Check out our new site at
and be sure to update your bookmarks.

Monday, August 18, 2008

"Henry Poole Is Here" Movie Review

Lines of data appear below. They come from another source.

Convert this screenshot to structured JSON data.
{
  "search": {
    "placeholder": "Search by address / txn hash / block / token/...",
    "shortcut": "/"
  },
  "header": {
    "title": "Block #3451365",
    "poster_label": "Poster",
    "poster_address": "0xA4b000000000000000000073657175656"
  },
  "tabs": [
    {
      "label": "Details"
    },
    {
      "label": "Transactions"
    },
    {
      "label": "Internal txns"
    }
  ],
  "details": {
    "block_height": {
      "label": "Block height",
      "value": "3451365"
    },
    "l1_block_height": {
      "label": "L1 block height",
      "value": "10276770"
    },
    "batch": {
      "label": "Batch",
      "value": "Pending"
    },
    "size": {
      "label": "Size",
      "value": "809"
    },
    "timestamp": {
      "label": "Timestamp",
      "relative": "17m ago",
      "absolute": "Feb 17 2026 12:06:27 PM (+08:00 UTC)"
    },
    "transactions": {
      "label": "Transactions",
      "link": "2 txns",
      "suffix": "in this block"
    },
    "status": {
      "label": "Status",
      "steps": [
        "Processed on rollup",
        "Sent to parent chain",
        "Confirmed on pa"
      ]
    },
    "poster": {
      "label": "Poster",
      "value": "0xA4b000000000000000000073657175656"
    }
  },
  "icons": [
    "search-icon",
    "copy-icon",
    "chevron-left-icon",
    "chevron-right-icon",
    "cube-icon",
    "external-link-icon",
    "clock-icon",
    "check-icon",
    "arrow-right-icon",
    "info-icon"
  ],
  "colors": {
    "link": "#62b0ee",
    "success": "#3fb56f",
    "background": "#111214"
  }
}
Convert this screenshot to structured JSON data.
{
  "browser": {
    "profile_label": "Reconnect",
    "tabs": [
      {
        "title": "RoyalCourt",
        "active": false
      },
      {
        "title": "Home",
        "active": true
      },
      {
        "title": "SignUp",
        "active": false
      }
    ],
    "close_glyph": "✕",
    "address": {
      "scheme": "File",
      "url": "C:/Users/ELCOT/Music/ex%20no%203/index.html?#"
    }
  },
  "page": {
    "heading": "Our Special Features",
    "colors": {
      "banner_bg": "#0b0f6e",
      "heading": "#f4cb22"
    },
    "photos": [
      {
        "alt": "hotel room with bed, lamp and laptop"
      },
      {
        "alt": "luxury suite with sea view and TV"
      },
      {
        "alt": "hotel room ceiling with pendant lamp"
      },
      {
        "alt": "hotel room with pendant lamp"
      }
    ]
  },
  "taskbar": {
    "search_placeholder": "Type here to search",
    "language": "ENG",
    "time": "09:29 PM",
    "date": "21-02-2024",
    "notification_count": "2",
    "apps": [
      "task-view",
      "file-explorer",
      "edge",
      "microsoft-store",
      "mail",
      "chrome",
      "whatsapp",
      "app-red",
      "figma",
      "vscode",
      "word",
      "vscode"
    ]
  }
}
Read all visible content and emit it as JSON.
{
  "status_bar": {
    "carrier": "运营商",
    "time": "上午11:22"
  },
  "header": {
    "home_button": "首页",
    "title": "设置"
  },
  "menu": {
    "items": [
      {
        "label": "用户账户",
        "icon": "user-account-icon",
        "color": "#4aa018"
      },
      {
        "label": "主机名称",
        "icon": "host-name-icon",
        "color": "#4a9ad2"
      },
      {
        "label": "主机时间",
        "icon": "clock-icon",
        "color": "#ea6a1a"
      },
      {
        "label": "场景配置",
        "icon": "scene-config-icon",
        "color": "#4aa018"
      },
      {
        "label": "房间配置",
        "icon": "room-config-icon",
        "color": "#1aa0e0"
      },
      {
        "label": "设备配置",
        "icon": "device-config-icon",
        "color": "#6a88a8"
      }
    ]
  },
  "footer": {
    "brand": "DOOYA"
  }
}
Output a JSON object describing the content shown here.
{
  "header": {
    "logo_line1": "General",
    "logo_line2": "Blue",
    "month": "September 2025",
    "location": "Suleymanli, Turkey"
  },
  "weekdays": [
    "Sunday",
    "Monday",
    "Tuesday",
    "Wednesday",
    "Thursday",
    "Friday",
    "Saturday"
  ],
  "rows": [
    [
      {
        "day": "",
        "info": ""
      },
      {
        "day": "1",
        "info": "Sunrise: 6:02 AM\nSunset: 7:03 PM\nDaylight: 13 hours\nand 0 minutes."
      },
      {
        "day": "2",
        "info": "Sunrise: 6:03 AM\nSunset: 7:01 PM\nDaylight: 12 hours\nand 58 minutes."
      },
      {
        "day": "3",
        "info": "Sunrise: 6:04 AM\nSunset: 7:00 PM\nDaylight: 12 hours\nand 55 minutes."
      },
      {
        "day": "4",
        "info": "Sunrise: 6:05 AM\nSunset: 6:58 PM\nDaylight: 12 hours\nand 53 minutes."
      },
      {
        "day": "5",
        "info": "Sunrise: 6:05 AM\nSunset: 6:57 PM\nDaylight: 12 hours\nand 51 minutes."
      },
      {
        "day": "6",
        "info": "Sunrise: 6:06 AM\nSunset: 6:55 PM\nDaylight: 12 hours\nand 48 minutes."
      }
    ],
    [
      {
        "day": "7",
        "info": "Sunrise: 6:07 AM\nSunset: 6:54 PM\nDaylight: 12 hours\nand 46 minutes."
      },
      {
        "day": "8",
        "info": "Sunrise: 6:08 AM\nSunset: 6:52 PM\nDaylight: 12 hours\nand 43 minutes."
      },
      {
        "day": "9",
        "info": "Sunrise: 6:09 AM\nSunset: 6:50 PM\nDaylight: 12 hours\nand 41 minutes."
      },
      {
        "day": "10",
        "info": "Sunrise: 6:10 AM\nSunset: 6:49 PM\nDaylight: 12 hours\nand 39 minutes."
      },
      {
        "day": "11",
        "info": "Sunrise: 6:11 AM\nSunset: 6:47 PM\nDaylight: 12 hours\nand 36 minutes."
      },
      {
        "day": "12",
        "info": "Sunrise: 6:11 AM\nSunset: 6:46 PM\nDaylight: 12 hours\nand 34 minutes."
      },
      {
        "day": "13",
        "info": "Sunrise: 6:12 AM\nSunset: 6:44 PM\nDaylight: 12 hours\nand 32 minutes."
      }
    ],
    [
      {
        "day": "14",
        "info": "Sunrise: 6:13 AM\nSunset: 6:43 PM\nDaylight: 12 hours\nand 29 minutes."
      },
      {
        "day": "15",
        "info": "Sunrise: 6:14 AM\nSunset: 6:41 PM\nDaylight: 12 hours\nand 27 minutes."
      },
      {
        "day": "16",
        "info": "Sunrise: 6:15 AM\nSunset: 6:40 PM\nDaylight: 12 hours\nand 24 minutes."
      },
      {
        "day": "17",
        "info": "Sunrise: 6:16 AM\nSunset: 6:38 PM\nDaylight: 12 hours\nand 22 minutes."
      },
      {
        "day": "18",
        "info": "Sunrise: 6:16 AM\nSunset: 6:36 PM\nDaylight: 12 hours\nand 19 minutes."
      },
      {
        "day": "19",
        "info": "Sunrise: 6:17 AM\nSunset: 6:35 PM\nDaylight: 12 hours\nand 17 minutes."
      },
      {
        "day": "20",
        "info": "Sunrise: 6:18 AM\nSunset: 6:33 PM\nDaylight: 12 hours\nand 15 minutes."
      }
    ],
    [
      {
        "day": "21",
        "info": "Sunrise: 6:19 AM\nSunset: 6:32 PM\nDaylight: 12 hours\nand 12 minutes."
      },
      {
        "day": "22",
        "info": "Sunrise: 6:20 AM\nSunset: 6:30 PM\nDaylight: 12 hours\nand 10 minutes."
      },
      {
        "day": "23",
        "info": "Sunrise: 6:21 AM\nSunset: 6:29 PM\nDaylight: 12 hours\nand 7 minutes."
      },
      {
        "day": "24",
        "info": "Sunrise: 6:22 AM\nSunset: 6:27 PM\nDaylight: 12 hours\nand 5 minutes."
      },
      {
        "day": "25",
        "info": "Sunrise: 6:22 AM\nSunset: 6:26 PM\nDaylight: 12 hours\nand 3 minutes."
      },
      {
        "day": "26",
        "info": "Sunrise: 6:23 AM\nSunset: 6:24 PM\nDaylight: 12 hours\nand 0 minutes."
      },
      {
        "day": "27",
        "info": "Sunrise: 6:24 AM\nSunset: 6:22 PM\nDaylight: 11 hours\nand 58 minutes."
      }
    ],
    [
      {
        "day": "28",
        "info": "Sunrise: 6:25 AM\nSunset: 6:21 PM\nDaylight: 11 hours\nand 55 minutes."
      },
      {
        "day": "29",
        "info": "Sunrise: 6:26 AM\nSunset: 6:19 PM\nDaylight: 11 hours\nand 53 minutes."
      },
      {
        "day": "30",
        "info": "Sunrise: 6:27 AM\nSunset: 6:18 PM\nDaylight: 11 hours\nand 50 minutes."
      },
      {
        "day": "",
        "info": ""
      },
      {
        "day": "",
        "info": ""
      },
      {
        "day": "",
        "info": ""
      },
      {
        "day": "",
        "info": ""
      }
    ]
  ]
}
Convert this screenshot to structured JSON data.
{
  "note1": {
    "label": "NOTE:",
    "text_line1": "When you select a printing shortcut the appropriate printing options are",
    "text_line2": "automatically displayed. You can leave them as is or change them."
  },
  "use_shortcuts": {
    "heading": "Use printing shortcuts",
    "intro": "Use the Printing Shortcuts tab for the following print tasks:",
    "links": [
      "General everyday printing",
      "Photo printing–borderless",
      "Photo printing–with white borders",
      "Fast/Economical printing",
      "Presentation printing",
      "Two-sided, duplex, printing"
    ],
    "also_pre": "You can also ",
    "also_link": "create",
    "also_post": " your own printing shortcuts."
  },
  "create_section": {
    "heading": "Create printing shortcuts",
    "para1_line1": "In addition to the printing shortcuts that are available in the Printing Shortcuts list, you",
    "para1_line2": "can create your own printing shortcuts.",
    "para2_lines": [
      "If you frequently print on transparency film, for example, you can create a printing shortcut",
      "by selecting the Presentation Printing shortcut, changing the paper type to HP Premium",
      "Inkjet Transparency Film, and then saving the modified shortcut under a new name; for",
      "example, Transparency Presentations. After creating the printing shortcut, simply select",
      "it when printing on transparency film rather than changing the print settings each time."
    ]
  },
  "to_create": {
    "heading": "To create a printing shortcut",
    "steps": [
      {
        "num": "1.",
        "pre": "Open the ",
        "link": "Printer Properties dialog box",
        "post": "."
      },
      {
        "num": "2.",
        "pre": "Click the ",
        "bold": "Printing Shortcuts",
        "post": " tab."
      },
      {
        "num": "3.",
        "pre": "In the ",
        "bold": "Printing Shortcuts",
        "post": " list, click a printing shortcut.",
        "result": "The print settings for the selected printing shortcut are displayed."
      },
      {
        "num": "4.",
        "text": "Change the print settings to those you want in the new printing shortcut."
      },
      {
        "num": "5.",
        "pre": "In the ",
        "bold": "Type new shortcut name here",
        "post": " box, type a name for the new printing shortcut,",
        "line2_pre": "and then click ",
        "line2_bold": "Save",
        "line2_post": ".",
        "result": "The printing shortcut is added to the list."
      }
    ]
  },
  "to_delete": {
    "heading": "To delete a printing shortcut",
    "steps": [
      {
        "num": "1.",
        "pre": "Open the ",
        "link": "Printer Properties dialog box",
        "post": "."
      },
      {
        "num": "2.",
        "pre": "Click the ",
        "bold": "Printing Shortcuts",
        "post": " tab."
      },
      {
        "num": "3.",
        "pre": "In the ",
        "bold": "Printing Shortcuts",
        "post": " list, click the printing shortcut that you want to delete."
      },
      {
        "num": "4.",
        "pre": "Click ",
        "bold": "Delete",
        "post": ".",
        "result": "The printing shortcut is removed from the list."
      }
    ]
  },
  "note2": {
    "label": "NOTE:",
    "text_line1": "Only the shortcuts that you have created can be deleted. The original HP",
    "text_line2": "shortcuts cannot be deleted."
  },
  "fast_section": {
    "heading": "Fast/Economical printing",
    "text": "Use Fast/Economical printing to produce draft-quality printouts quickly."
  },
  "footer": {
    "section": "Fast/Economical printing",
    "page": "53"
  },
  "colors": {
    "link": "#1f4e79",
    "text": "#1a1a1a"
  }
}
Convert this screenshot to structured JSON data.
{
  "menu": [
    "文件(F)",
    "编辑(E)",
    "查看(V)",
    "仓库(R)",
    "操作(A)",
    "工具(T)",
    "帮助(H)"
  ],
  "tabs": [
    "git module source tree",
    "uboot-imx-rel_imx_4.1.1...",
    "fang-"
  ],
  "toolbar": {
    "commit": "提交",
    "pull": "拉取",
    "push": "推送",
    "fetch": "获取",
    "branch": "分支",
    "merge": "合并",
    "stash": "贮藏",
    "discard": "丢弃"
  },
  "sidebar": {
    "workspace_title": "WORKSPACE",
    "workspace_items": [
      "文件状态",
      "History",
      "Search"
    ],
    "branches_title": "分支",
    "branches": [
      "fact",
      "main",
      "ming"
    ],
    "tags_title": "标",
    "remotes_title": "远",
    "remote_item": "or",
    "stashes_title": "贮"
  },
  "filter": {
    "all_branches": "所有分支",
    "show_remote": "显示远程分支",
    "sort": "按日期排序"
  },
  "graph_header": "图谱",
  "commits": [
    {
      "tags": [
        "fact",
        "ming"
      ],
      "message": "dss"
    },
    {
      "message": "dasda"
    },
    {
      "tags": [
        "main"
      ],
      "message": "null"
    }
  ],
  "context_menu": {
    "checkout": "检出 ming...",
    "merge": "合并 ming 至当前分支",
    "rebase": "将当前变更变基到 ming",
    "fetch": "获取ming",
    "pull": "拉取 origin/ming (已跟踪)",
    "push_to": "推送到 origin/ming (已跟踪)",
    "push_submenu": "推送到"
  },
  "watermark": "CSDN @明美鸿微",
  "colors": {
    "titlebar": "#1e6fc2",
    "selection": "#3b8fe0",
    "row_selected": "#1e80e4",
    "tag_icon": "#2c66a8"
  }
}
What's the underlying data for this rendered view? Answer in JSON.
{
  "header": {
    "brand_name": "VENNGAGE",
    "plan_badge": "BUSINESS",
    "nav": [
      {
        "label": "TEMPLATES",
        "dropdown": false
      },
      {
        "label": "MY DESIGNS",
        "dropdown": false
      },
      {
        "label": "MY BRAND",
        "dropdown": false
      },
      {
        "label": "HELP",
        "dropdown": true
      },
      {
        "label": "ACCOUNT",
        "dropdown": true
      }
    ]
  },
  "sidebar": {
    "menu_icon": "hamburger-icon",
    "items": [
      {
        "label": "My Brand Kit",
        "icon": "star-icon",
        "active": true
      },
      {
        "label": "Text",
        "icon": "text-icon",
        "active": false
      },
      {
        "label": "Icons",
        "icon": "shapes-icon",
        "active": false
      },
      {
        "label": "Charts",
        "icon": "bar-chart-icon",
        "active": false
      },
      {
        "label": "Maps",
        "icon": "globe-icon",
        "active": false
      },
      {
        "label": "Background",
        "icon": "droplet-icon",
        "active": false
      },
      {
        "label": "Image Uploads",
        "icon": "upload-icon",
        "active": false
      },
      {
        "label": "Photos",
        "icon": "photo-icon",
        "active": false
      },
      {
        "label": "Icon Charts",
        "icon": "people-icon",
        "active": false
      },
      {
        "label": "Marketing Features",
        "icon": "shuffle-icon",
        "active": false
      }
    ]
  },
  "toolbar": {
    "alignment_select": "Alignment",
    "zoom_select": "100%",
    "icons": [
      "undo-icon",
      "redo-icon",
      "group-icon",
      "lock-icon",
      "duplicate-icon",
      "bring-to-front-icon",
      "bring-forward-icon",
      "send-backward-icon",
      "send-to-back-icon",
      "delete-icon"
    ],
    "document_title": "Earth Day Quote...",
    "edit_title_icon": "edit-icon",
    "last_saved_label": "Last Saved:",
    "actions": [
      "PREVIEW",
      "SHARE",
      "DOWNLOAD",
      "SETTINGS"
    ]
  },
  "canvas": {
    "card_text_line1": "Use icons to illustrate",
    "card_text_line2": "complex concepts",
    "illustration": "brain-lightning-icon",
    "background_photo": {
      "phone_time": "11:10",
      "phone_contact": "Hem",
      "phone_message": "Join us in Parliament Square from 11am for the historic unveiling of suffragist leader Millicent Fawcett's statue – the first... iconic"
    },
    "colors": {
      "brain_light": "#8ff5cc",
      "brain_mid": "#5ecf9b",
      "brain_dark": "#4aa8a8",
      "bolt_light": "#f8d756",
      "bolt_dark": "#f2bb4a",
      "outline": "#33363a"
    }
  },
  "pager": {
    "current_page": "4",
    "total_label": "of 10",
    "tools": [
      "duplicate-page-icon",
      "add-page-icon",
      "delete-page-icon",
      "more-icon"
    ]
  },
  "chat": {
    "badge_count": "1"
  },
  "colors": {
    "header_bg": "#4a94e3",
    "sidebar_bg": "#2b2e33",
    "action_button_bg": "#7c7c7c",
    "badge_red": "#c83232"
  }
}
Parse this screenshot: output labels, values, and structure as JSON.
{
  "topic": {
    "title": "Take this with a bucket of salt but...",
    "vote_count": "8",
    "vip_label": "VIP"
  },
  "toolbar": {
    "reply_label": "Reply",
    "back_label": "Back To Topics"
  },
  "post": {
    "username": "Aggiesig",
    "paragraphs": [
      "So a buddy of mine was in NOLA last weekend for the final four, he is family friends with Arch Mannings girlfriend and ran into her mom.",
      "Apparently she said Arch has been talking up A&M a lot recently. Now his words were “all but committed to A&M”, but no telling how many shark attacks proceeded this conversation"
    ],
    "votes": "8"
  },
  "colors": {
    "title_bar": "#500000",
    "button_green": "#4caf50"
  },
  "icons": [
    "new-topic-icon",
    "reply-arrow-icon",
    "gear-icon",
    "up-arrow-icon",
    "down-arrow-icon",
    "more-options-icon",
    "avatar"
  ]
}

Leading man Luke Wilson’s good looks are so Hollywood-friendly, his face so amicably open, that he’s made a career as the aw-shucks straight man in films like Legally Blonde, Charlie’s Angels, and Old School. But Wilson chucks his usual shtick in Henry Poole Is Here, creating a character that saves a sweet movie from delving into the saccharine.
Wilson’s Henry is a sallow, puffy, wrinkled bedsheet of a man who moves back to his childhood suburb in the wake of some terrible news. He fills his fridge with hard liquor and junk food and tries to disconnect from life—a task made difficult by a water stain that appears in the stucco on the rear wall of his home. His very Catholic new neighbor, Esperanza, becomes obsessed with the stain, which begins to look like the face of Christ. Soon, the standoffish Henry has people on his property day and night, beseeching the apparition for healing and guidance.
Henry’s insistence that the stain is just a stain doesn’t do much to deter the faithful. And when the spot seems to help the young daughter of his single, attractive next-door neighbor, Henry begins to doubt his own doubt. Call it a crisis of lack-of-faith; he can’t wholeheartedly believe what everyone else does, but he can’t help but hope that maybe he’s wrong.
Director Mark Pellington’s movie has a blessedly light touch with regard to Catholic phenomena, which helps keep its religious characters—including a perfectly understated George Lopez as Father Salazar—from turning into caricatures. Instead, the faith discussed in Henry Poole Is Here is more about allowing oneself to hope for the best in life, in others, and in what lies ahead without needing an explanation for the way things shake out.
Without Wilson’s steadfast footing in Henry’s gruff shoes, Henry Poole Is Here could’ve easily ended up as the Lifetime channel movie of the week. But his character’s grappling with the desire to believe makes him easy to relate to, a modern man unable to cede one inch of skepticism even if it means true happiness. Eventually, Henry gets what’s coming to him in an ending worth both seeing and believing.